**The input**
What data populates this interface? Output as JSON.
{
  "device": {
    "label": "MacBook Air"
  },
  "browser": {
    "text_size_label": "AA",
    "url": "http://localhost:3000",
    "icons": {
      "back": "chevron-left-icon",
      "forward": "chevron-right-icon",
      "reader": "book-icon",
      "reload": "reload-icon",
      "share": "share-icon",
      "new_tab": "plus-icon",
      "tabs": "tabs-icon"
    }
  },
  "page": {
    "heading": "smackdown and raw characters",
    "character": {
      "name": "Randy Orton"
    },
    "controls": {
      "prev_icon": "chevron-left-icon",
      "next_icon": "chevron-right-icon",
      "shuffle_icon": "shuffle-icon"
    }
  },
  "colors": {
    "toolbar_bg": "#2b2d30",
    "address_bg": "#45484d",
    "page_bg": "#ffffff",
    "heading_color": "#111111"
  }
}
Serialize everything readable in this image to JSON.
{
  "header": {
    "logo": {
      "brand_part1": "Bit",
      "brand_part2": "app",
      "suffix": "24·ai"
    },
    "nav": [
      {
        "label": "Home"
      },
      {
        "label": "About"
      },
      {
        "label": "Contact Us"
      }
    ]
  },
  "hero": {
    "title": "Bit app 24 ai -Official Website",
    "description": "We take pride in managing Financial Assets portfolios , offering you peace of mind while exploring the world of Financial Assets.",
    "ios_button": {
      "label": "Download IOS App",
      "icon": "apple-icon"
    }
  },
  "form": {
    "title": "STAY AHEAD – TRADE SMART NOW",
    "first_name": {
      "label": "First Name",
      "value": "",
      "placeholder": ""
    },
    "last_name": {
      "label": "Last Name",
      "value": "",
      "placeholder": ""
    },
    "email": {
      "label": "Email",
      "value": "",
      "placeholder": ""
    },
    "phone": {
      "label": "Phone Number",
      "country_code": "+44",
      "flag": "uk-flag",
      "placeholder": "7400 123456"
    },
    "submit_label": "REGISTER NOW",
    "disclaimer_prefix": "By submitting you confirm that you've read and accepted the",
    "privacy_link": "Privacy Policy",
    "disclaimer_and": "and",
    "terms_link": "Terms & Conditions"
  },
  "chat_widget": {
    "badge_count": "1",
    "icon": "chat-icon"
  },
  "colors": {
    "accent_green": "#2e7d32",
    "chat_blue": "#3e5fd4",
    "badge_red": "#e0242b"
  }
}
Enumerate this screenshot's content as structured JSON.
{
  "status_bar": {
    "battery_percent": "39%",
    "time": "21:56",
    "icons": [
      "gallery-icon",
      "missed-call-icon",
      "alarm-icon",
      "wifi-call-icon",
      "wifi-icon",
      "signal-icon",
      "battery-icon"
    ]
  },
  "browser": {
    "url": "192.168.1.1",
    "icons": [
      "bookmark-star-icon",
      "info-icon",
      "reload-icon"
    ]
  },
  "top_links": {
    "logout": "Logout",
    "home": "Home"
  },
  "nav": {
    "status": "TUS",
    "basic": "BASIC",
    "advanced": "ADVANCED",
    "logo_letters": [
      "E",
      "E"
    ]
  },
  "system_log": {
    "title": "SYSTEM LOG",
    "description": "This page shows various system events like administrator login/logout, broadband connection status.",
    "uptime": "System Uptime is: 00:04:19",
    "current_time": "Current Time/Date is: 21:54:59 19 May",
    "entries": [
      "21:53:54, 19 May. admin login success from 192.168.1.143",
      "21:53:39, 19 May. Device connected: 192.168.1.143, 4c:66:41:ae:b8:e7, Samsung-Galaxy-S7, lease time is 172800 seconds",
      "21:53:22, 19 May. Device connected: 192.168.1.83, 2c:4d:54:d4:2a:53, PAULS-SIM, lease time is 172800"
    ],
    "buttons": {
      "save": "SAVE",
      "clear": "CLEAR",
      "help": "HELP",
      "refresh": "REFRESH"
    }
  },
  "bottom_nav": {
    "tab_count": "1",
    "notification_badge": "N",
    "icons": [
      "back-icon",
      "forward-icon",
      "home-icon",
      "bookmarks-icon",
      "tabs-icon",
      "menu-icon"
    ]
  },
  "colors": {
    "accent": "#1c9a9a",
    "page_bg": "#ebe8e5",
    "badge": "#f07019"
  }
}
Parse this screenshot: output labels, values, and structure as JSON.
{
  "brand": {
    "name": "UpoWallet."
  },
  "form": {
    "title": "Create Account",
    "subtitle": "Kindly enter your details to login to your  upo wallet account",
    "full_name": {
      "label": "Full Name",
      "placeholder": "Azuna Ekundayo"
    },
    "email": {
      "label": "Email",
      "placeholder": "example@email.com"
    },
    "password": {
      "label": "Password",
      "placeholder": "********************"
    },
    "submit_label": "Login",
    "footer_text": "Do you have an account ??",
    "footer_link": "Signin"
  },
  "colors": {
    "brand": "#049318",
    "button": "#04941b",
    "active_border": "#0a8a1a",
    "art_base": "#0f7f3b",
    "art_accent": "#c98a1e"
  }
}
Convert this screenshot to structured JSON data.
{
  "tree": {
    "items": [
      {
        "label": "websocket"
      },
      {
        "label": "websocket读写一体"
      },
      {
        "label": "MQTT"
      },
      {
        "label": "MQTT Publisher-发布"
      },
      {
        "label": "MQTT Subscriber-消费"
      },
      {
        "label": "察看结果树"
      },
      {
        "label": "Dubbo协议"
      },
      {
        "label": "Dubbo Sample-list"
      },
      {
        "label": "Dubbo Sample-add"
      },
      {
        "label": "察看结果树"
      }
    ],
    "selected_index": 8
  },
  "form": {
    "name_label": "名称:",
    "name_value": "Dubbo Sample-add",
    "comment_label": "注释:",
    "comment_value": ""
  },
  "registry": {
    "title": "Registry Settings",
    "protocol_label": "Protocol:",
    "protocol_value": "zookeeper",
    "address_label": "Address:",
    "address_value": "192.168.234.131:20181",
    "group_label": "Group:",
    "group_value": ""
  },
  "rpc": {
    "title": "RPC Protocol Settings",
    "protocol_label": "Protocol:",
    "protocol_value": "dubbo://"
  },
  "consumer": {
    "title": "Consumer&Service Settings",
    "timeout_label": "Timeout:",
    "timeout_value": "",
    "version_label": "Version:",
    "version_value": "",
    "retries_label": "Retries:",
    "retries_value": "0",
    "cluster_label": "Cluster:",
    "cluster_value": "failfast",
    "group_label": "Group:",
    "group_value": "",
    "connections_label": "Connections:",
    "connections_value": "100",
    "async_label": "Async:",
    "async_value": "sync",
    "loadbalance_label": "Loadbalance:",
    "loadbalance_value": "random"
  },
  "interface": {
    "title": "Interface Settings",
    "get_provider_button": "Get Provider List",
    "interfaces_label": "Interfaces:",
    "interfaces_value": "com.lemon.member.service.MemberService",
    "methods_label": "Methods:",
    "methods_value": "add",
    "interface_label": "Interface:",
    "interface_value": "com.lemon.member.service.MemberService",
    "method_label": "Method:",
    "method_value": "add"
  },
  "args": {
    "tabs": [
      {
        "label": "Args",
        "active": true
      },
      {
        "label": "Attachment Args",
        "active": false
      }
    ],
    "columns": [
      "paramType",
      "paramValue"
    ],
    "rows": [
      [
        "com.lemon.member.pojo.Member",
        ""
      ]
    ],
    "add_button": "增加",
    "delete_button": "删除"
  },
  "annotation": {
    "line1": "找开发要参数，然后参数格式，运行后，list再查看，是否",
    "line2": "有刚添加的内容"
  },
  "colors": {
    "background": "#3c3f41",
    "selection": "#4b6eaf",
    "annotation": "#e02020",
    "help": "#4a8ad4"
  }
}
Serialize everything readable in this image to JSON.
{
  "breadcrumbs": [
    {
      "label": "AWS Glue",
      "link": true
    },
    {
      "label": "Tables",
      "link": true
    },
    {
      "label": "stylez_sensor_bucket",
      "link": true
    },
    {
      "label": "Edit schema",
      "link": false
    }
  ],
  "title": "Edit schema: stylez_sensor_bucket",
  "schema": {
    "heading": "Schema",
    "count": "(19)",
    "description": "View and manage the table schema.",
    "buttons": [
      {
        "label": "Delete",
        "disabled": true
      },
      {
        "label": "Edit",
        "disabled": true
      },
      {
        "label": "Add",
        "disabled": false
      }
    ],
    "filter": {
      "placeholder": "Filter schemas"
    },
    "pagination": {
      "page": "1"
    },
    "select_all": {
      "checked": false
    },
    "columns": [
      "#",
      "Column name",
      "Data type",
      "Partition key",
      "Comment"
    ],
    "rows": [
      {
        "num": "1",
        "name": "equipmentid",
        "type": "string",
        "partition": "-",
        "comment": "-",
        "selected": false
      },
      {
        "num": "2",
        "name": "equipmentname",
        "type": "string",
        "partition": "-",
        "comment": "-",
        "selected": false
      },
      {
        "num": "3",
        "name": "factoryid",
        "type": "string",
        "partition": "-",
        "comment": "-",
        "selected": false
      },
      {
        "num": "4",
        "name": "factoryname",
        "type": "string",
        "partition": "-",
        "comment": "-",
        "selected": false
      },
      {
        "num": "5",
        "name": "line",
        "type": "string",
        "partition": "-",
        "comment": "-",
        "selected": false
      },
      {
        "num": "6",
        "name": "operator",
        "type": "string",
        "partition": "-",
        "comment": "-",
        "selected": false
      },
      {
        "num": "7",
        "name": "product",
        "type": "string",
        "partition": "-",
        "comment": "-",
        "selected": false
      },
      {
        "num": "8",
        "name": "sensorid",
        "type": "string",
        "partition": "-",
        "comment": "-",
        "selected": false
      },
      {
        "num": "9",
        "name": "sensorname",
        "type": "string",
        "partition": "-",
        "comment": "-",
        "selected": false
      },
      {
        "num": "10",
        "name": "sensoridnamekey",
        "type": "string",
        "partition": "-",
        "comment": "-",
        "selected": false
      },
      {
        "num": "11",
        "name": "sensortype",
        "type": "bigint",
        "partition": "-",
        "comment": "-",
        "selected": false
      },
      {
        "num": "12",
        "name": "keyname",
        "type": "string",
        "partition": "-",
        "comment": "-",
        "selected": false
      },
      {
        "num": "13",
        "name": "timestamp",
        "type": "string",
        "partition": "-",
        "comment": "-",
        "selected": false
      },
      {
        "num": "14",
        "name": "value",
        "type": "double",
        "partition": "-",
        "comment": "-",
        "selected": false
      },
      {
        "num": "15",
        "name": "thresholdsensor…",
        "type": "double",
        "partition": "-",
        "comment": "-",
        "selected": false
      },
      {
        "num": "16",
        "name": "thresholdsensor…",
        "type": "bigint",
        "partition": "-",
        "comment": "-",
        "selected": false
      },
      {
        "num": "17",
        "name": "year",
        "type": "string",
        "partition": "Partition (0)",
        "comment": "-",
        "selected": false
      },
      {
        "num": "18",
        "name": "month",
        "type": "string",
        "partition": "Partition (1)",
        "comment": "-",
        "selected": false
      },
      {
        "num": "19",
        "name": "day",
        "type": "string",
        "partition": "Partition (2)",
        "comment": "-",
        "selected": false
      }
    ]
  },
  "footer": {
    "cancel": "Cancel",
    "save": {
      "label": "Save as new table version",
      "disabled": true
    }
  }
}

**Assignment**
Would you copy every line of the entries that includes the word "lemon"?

**Task result**
    "interfaces_value": "com.lemon.member.service.MemberService",
    "interface_value": "com.lemon.member.service.MemberService",
        "com.lemon.member.pojo.Member",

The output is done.